between existing and emerging politicaleconomic groupings. It should also be discussed
whether this represents a way to realize the
vision of a Euro-Atlantic and Eurasian security
community. This issue might also require
further research.
Fourth, the participating States could discuss
steps to conceptualize and concretize the role
of the OSCE as a regional arrangement under
Chapter VIII of the UN Charter.
Fifth, the participating States could discuss how
to achieve a more structured approach for better
satisfying the various needs of different groups
of participating States in addressing domestic
and transnational threats and challenges. More

42

specifically, this could include sub-regional


cross-border co-operation, an issue that needs
further research and conceptualization.
Sixth, the participating States could look
for ways and means to reform the OSCEs
field operations adapting them to changed
needs. The different forms of OSCE on-site
engagement in Ukraine, and in particular the
OSCE Special Monitoring Mission in Ukraine,
which could facilitate re-establishing a shared
factual baseline on Ukraine, show the vitality
of what has rightly been called one of the most
relevant comparative advantages of the OSCE.
The whole range of threat perceptions analyzed
in this report provides a long-term agenda for
the OSCE. Even under difficult conditions, there
is no alternative to the OSCE as a forum for
communication and co-operation, striving for
negotiated solutions for all kinds of problems
including the Ukrainian / Crimean crisis.

Belgrade Centre for Security Policy (BCSP),


Belgrade

Carnegie Endowment for International Peace,


Washington DC

INSTITUTE FOR
PEACE RESEARCH AND
SECURITY POLICY AT THE
UNIVERSITY OF HAMBURG

Centre for OSCE Research (CORE) at the Institute


for Peace Research and Security Policy (IFSH) at the
University of Hamburg

Clingendael, Netherlands Institute of International


Relations, The Hague

Foreign Policy Research Institute (FPRI), Kyiv

FRIDE A European Think Tank for Global Action,


Madrid

Georgian Institute of Politics (GIP), Tbilisi

INSTITUTE FOR DEMOCRACY AND MEDIATION

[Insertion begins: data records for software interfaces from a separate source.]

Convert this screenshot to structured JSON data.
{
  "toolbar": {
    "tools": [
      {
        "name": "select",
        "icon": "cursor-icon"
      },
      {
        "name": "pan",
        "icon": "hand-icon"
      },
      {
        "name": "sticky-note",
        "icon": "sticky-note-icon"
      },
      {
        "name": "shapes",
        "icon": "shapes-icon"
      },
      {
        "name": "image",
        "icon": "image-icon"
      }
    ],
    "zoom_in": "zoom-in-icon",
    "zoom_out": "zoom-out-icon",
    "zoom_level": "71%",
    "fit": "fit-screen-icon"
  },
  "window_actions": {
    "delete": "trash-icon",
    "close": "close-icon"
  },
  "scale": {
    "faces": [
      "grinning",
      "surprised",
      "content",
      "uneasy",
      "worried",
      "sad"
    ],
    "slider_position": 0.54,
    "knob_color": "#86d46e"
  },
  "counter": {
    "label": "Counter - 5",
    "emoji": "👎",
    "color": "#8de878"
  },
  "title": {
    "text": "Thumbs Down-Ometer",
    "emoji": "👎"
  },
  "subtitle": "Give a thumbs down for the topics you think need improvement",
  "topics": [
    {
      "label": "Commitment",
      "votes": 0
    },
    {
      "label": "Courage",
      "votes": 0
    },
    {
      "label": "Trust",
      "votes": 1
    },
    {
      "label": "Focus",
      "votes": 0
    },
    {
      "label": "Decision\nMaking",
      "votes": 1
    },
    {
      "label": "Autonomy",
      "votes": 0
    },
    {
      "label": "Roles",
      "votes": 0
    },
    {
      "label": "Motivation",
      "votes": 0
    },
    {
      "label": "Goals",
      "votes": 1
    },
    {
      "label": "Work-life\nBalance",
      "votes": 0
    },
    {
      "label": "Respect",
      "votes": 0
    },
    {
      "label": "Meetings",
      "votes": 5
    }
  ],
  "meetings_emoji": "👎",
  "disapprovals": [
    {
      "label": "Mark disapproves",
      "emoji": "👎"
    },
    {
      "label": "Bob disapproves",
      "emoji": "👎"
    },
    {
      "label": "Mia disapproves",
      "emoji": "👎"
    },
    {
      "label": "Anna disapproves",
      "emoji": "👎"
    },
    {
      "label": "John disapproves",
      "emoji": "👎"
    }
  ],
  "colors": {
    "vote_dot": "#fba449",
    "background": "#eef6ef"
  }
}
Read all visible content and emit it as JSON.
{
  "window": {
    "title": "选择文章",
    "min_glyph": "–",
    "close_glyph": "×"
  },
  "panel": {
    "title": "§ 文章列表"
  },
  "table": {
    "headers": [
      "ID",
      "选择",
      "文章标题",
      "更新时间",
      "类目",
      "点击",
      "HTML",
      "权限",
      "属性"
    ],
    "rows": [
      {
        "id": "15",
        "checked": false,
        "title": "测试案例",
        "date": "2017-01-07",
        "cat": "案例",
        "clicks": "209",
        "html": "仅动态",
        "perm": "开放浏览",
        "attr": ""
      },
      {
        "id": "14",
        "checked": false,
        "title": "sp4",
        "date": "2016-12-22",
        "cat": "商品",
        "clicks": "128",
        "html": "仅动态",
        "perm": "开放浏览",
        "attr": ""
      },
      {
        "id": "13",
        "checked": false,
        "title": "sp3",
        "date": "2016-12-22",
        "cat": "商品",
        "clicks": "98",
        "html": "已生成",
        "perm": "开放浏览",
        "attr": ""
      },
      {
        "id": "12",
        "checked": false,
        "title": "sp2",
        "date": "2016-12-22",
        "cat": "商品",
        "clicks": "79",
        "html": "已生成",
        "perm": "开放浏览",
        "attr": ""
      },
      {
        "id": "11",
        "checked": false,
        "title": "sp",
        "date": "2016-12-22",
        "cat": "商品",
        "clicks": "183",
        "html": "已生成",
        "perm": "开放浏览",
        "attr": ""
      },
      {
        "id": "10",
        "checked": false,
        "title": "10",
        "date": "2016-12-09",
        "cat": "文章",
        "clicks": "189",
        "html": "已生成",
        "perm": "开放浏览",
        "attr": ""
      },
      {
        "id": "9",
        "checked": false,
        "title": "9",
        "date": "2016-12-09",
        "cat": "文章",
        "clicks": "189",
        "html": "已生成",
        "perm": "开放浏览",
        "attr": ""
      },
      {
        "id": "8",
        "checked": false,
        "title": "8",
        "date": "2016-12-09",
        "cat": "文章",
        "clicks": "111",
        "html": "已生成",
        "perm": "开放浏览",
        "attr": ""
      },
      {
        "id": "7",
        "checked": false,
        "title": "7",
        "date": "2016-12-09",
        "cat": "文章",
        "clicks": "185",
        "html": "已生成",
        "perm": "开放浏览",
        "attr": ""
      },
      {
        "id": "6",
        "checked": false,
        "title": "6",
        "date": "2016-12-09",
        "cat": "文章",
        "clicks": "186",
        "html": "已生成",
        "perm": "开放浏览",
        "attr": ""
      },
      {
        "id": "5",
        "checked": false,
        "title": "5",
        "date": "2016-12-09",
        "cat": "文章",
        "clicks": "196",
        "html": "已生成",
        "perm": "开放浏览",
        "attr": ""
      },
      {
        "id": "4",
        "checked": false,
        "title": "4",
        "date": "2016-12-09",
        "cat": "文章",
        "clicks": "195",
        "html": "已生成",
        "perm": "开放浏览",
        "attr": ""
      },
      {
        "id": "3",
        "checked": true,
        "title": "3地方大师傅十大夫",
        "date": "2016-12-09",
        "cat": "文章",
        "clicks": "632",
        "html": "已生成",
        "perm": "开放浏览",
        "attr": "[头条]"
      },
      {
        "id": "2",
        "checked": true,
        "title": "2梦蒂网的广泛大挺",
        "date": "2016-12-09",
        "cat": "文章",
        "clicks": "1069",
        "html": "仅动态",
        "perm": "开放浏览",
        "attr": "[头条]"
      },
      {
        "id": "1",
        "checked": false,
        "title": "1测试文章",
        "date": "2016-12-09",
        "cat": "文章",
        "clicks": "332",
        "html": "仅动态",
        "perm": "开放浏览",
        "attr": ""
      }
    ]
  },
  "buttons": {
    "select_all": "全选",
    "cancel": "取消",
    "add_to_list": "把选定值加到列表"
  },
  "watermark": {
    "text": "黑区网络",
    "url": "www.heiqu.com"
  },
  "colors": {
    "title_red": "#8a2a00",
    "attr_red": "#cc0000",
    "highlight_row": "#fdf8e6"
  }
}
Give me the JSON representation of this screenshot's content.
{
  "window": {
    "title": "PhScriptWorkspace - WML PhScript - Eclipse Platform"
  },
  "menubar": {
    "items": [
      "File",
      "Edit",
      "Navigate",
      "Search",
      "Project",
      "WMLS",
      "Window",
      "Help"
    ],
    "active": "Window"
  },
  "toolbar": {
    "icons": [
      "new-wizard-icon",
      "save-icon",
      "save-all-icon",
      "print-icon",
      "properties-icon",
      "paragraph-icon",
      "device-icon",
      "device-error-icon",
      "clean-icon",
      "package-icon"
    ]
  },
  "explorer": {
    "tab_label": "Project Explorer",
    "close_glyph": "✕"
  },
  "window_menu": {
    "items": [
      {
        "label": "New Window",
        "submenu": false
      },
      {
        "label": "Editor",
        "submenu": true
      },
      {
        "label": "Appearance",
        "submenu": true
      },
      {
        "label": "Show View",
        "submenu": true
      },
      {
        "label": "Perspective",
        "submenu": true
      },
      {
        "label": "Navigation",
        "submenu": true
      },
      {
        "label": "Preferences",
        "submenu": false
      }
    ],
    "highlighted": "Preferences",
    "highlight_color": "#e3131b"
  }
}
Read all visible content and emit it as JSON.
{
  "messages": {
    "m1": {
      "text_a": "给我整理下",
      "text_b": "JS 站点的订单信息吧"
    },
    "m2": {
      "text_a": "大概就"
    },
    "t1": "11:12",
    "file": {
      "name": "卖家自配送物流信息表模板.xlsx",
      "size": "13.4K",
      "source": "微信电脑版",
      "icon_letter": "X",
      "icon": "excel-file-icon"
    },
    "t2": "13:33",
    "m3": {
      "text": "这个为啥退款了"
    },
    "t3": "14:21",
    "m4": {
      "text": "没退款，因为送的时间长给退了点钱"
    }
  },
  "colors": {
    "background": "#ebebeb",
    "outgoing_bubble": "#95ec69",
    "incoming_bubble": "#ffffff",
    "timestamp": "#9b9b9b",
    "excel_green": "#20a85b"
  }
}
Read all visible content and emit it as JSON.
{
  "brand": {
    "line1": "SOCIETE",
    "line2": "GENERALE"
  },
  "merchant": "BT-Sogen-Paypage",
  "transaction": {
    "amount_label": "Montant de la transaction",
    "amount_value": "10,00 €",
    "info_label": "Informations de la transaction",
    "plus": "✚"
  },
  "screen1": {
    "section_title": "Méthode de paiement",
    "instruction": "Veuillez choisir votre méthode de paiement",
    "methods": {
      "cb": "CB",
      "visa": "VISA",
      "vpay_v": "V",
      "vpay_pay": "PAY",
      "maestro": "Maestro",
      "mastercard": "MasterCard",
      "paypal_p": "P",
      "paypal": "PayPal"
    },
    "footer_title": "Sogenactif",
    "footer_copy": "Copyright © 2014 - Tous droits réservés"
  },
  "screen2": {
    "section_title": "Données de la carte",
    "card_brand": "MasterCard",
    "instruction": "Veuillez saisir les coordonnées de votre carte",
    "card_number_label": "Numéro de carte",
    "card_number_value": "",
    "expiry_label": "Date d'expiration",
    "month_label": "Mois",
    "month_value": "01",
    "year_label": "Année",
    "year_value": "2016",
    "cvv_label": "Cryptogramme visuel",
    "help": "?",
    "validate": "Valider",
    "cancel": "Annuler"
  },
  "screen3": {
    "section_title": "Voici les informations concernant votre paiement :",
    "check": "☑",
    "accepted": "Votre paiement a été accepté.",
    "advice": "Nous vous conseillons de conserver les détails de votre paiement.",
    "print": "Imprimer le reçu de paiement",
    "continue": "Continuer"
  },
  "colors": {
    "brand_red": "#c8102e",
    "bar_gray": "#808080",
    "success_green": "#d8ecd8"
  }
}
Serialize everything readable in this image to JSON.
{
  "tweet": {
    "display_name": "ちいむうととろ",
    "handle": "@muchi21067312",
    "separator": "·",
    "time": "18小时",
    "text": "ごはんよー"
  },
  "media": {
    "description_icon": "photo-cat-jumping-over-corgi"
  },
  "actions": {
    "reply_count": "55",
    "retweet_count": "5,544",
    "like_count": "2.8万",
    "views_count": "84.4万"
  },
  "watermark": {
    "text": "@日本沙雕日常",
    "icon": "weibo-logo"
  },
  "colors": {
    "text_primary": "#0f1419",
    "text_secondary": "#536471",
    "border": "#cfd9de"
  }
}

Institute for Democracy and Mediation (IDM), Tirana

Hellenic Foundation for European and Foreign Policy


(ELIAMEP), Athens

Institute for World Economy and International Relations


of the Russian Academy of Sciences (IMEMO), Moscow

International Peace Institute (IPI), Vienna

Latvian Institute of International Affairs (LIIA), Riga

Middle East Technical University (METU), Department


of International Relations, Ankara

Mongolian Institute for Strategic Studies (ISS),


Ulaanbaatar

Network for European Studies (NES) of the University


of Helsinki

OSCE Academy in Bishkek

Peace Research Institute Frankfurt (PRIF),


Frankfurt/Main

Polish Institute of International Affairs (PISM), Warsaw

Slovak Foreign Policy Association (SFPA), Bratislava

University of Bath, Department of Politics, Languages


and International Studies, Bath

This report is the first joint production of a group of 20 of the more than three dozen current members of the
OSCE Network of Think Tanks and Academic Institutions.
This OSCE Network is an autonomous OSCE-related track II initiative. It is neither an OSCE structure nor
is it subordinated to the OSCE or its participating States. The Networks members are research institutions
from across the OSCE area, engaged in academic research and policy analysis on issues relevant to the
OSCEs security agenda. It is a flexible and informal format created by more than a dozen research institutions
during the OSCE Security Days on 18 June 2013. Its creation was preceded by in-depth discussions among
the founders, the delegations of participating States and OSCE institutions. The Network was inspired by a
proposal made by OSCE Secretary General Lamberto Zannier in his inaugural speech in July 2011. It is open
to think tanks and academic institutions that are willing and able to contribute academic expertise and policy
analysis on OSCE-relevant issues. It provides expertise, stimulates discussion and raises awareness of the
OSCE. The Network is used for sharing expertise and the co-ordination of activities among its members.

Ankara, Athens, Bath, Belgrade,


Bishkek, Bratislava, Frankfurt/Main,
The Hague, Hamburg, Helsinki, Kyiv,
Madrid, Moscow, Riga, Tbilisi, Tirana,
Ulaanbaatar, Vienna, Warsaw,
Washington DC, April 2014
ISBN 978-3-00-045811-8